I didn’t win, but that was never truly the point to begin with. Geography gave me the chance to connect with my family. As the first rounds of the Bee approached each year, my dad would spend hours and hours of every weekend studying with me. I treasured the opportunity to learn with him. He usually left for work before I woke up in the morning and came home just before I went to bed, so these weekend sessions were one of the best ways for me to bond with him. Today, the two of us continue to have a mutual interest in the goings-on of the business world and the political world, which pushes our conversations pleasantly beyond the father-son standard of sports and cars.
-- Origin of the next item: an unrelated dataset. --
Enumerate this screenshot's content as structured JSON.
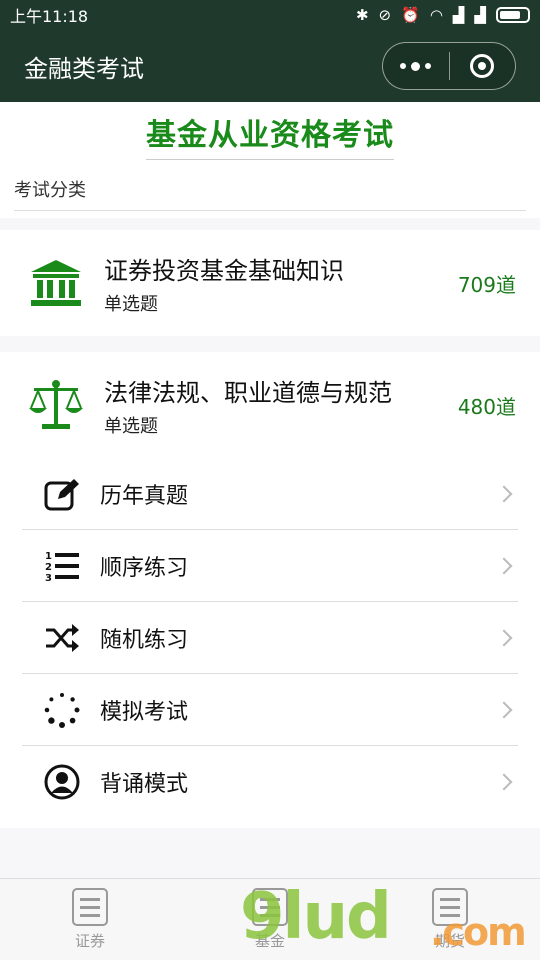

Independent of my family, studying geography has given me an insatiable hunger for news. I’m still one of the only teenagers to my knowledge that has subscriptions to The Economist and Foreign Affairs. I watch political debates with the intense curiosity my friends reserve for American Idol. Even my choice of sport was partially influenced by this curiosity. I’ve run cross-country for the past few years because I simply can’t stand the daily repetition of a basketball court or football field. Every single running practice is a new chance to explore parks and hills and neighborhoods I’ve never ventured to before.
As I’ve matured and reached the uncertain border between high school and college, my interest in understanding the perspectives of those in different places and headspaces has served me well. I find it easier to contextualize what I learn in the broader spectrum of what’s happening in the world, and apply that insight in speeches and essays.
Above all else, this interest in what the world around me can offer has led me to want to leave my mark on it as well. I want to be a leader, an entrepreneur, and a maker of change. My passion for discovering why the world is the way it is and where it’s going in the future can certainly help me to achieve these goals.
Oh, and if you ever happen to visit Zimbabwe, impress the locals by reminding them that their capital is Harare.